My training partners, past and present, observe that I’m too harsh on myself. So in some way, I might be perpetuating the circle of smash, only on myself. It might seem enviable that I’m always in the pursuit of something better, but the effort doesn’t always match the outcomes. You can train every single day and still wind up in a bad position; jiu jitsu is relentless in reminding us that someone out there will best you at any time. Of course, the more experienced you get, the less chances that may happen, but I would argue that though the frequency of failure falls, the intensity of failure rises. And so, the whirlpool of existential angst grows…
I want to make learning — especially the painful parts — as normal as flossing my teeth before bed or checking the weather when I wake up. Instead of viewing mistakes as diseases to be rooted out from my training experience, I need to see mistakes as part of the learning landscape. In time, I hope that failure feels less unnature and struggle less of an aberration.
A word of caution, though — I do not intend to normalize the destructive parts of jiu jitsu. A good check is to ask myself if investing time in this skill will pay dividends for me in the long run, and also, if there’s a less invasive or more efficient option that I can try out first.
For instance, as I’ve shared with some friends recently, I don’t think I can ever normalize the stress that comes from competition, especially in single-elimination formats. It is not something I’m going to strive to make a mundane experience, because it will never be that way for me. I will also never normalize behavior that goes against my values in a martial arts education.
I think that when we struggle about the meaning and purpose behind jiu jitsu, it is usually also a question about the meaning and purpose of where we are putting our time and energy. It is a question about what we truly want and whether we are taking steps proactively in the right direction. Whenever I have found myself unhappy about my training, I usually feel better once I sit down to reflect on my true desires and evaluate how far I am from them. While the answer might not be easy, it is better than feeling directionless and lost.
When I look at social media influencers in the jiu jitsu realm, I feel envious sometimes of their clear direction. They know that to gain visibility in this crowded arena, they need to win championships, get sponsorships, compete in superfights, hand out instructional content, get to black belt, and get jiu jitsu media attention. When a path towards a “respectable” jiu jitsu identity is so clear cut, it’s easy to forget that there are other options that are just as “respectable” in their own ways. I don’t think the path is easy — it is definitely filled with a ton of sacrifices and work — but the fact that so many people easily fall into that trap at some point in their jiu jitsu careers, without giving a second thought to another alternative approach, is what scares me the most. But again, I am envious of this simplicity.
I don’t intend to paint myself as a victim here. I know the choices that I have made are vastly different than the people who spend thousands of dollars and hours to train hard and to perform well.

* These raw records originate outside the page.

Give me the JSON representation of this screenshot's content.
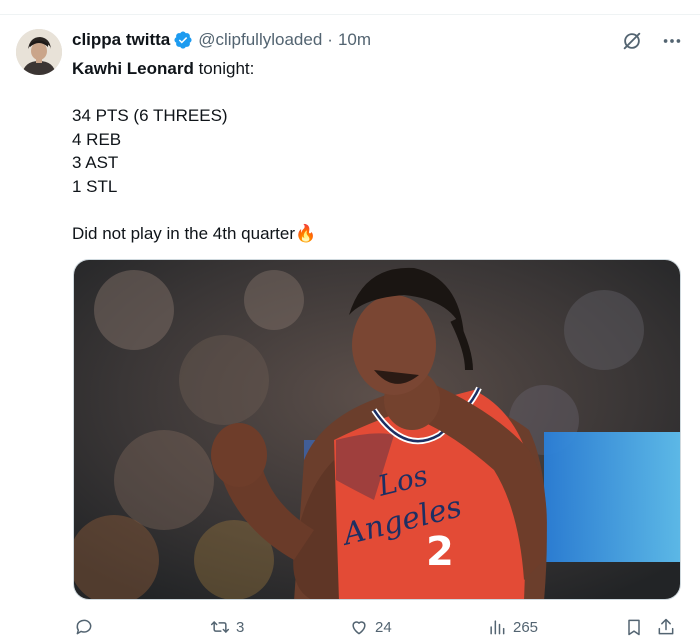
{
  "tweet": {
    "display_name": "clippa twitta",
    "handle": "@clipfullyloaded",
    "separator": "·",
    "time": "10m",
    "mention": "Kawhi Leonard",
    "lines": {
      "intro_rest": " tonight:",
      "pts": "34 PTS (6 THREES)",
      "reb": "4 REB",
      "ast": "3 AST",
      "stl": "1 STL",
      "note": "Did not play in the 4th quarter",
      "note_emoji": "🔥"
    },
    "media": {
      "jersey_city": "Los",
      "jersey_name": "Angeles",
      "jersey_number": "2"
    }
  },
  "actions": {
    "reply_count": "",
    "retweet_count": "3",
    "like_count": "24",
    "view_count": "265"
  },
  "colors": {
    "verified": "#1d9bf0",
    "secondary_text": "#536471",
    "jersey": "#e34b36"
  },
  "icons": [
    "verified-badge-icon",
    "grok-icon",
    "more-icon",
    "reply-icon",
    "retweet-icon",
    "like-icon",
    "views-icon",
    "bookmark-icon",
    "share-icon"
  ]
}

Of the people who do strength and conditioning, of which I recently lasted for all of 8 weeks, and am now in the process of quitting and moving on, partially because I want to save money, but partially because I just don’t really care to put in the work. I take responsibility for that, and I have no regrets. However much I hate on people who know what they are doing, I know that this is simply a reflection of my deepest desire to have faith in what I’m doing for myself and to have the confidence that what I am doing is the right thing, even though it looks different from the “popular kids.”
These feelings of angst that I have are not the only emotions I feel. In fact most days, I feel happy to train and to be amongst friends. I do think that it’s important not to pretend that things are always delightful in jiu jitsu, though, because acknowledging moments of doubt is part of the journey of self-discovery.
I’m still exploring and trying to figure out where my place is in all of this jiu jitsu, but on some days, I still need to remind myself that even if I can’t fully place my finger on why I do jiu jitsu, the fact is that I keep coming back, even if it is to be smashed again.